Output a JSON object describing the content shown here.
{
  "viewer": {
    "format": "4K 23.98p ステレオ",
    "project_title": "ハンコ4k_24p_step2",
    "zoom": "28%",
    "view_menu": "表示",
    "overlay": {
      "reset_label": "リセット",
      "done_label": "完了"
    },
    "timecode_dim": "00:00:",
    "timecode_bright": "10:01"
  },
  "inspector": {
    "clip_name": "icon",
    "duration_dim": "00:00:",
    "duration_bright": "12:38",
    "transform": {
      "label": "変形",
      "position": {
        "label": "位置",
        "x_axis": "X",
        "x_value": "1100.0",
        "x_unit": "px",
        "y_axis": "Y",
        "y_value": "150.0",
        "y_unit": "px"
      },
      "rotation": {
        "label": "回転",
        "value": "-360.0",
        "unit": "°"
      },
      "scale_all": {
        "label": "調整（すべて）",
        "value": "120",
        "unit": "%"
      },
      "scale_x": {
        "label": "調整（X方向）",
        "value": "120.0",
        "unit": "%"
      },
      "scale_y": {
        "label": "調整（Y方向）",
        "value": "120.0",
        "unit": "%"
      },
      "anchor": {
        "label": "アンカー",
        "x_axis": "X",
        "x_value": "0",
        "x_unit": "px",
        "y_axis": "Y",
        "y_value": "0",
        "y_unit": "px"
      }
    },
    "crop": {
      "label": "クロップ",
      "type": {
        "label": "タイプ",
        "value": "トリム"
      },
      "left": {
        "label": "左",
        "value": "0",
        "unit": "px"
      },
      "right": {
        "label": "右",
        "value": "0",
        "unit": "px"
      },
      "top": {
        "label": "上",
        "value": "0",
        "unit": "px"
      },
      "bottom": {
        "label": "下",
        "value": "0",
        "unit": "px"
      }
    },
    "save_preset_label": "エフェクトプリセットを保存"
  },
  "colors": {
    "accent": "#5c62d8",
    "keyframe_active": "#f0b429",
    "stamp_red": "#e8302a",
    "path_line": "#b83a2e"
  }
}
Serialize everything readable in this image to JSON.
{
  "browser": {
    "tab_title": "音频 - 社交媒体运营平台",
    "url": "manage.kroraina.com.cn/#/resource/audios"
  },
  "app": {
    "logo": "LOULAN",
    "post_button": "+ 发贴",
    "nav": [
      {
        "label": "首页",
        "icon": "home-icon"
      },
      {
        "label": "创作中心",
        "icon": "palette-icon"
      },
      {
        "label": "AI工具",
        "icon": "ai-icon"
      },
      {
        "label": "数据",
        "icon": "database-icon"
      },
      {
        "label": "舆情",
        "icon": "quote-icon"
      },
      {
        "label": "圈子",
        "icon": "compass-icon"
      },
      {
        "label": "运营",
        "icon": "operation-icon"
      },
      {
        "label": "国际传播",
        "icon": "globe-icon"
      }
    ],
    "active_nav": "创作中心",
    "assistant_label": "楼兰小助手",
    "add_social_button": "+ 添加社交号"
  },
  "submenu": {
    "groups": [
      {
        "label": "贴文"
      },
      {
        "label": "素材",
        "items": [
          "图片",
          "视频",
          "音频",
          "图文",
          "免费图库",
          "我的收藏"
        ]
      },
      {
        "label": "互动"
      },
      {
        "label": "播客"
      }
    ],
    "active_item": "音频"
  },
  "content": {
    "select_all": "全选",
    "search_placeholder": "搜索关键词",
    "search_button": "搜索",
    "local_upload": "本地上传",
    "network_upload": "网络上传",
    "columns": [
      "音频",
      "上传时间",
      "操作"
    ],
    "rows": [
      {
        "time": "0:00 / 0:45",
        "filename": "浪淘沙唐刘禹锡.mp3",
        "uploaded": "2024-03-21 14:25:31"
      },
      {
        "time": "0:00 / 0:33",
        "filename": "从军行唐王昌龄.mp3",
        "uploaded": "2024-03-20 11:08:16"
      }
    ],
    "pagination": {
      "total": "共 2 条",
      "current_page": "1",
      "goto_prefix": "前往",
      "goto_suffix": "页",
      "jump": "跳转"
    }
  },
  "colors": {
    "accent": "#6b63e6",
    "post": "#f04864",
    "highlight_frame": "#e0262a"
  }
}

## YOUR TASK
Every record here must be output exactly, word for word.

## ANSWER FOR THE TASK
Output a JSON object describing the content shown here.
{
  "viewer": {
    "format": "4K 23.98p ステレオ",
    "project_title": "ハンコ4k_24p_step2",
    "zoom": "28%",
    "view_menu": "表示",
    "overlay": {
      "reset_label": "リセット",
      "done_label": "完了"
    },
    "timecode_dim": "00:00:",
    "timecode_bright": "10:01"
  },
  "inspector": {
    "clip_name": "icon",
    "duration_dim": "00:00:",
    "duration_bright": "12:38",
    "transform": {
      "label": "変形",
      "position": {
        "label": "位置",
        "x_axis": "X",
        "x_value": "1100.0",
        "x_unit": "px",
        "y_axis": "Y",
        "y_value": "150.0",
        "y_unit": "px"
      },
      "rotation": {
        "label": "回転",
        "value": "-360.0",
        "unit": "°"
      },
      "scale_all": {
        "label": "調整（すべて）",
        "value": "120",
        "unit": "%"
      },
      "scale_x": {
        "label": "調整（X方向）",
        "value": "120.0",
        "unit": "%"
      },
      "scale_y": {
        "label": "調整（Y方向）",
        "value": "120.0",
        "unit": "%"
      },
      "anchor": {
        "label": "アンカー",
        "x_axis": "X",
        "x_value": "0",
        "x_unit": "px",
        "y_axis": "Y",
        "y_value": "0",
        "y_unit": "px"
      }
    },
    "crop": {
      "label": "クロップ",
      "type": {
        "label": "タイプ",
        "value": "トリム"
      },
      "left": {
        "label": "左",
        "value": "0",
        "unit": "px"
      },
      "right": {
        "label": "右",
        "value": "0",
        "unit": "px"
      },
      "top": {
        "label": "上",
        "value": "0",
        "unit": "px"
      },
      "bottom": {
        "label": "下",
        "value": "0",
        "unit": "px"
      }
    },
    "save_preset_label": "エフェクトプリセットを保存"
  },
  "colors": {
    "accent": "#5c62d8",
    "keyframe_active": "#f0b429",
    "stamp_red": "#e8302a",
    "path_line": "#b83a2e"
  }
}
Serialize everything readable in this image to JSON.
{
  "browser": {
    "tab_title": "音频 - 社交媒体运营平台",
    "url": "manage.kroraina.com.cn/#/resource/audios"
  },
  "app": {
    "logo": "LOULAN",
    "post_button": "+ 发贴",
    "nav": [
      {
        "label": "首页",
        "icon": "home-icon"
      },
      {
        "label": "创作中心",
        "icon": "palette-icon"
      },
      {
        "label": "AI工具",
        "icon": "ai-icon"
      },
      {
        "label": "数据",
        "icon": "database-icon"
      },
      {
        "label": "舆情",
        "icon": "quote-icon"
      },
      {
        "label": "圈子",
        "icon": "compass-icon"
      },
      {
        "label": "运营",
        "icon": "operation-icon"
      },
      {
        "label": "国际传播",
        "icon": "globe-icon"
      }
    ],
    "active_nav": "创作中心",
    "assistant_label": "楼兰小助手",
    "add_social_button": "+ 添加社交号"
  },
  "submenu": {
    "groups": [
      {
        "label": "贴文"
      },
      {
        "label": "素材",
        "items": [
          "图片",
          "视频",
          "音频",
          "图文",
          "免费图库",
          "我的收藏"
        ]
      },
      {
        "label": "互动"
      },
      {
        "label": "播客"
      }
    ],
    "active_item": "音频"
  },
  "content": {
    "select_all": "全选",
    "search_placeholder": "搜索关键词",
    "search_button": "搜索",
    "local_upload": "本地上传",
    "network_upload": "网络上传",
    "columns": [
      "音频",
      "上传时间",
      "操作"
    ],
    "rows": [
      {
        "time": "0:00 / 0:45",
        "filename": "浪淘沙唐刘禹锡.mp3",
        "uploaded": "2024-03-21 14:25:31"
      },
      {
        "time": "0:00 / 0:33",
        "filename": "从军行唐王昌龄.mp3",
        "uploaded": "2024-03-20 11:08:16"
      }
    ],
    "pagination": {
      "total": "共 2 条",
      "current_page": "1",
      "goto_prefix": "前往",
      "goto_suffix": "页",
      "jump": "跳转"
    }
  },
  "colors": {
    "accent": "#6b63e6",
    "post": "#f04864",
    "highlight_frame": "#e0262a"
  }
}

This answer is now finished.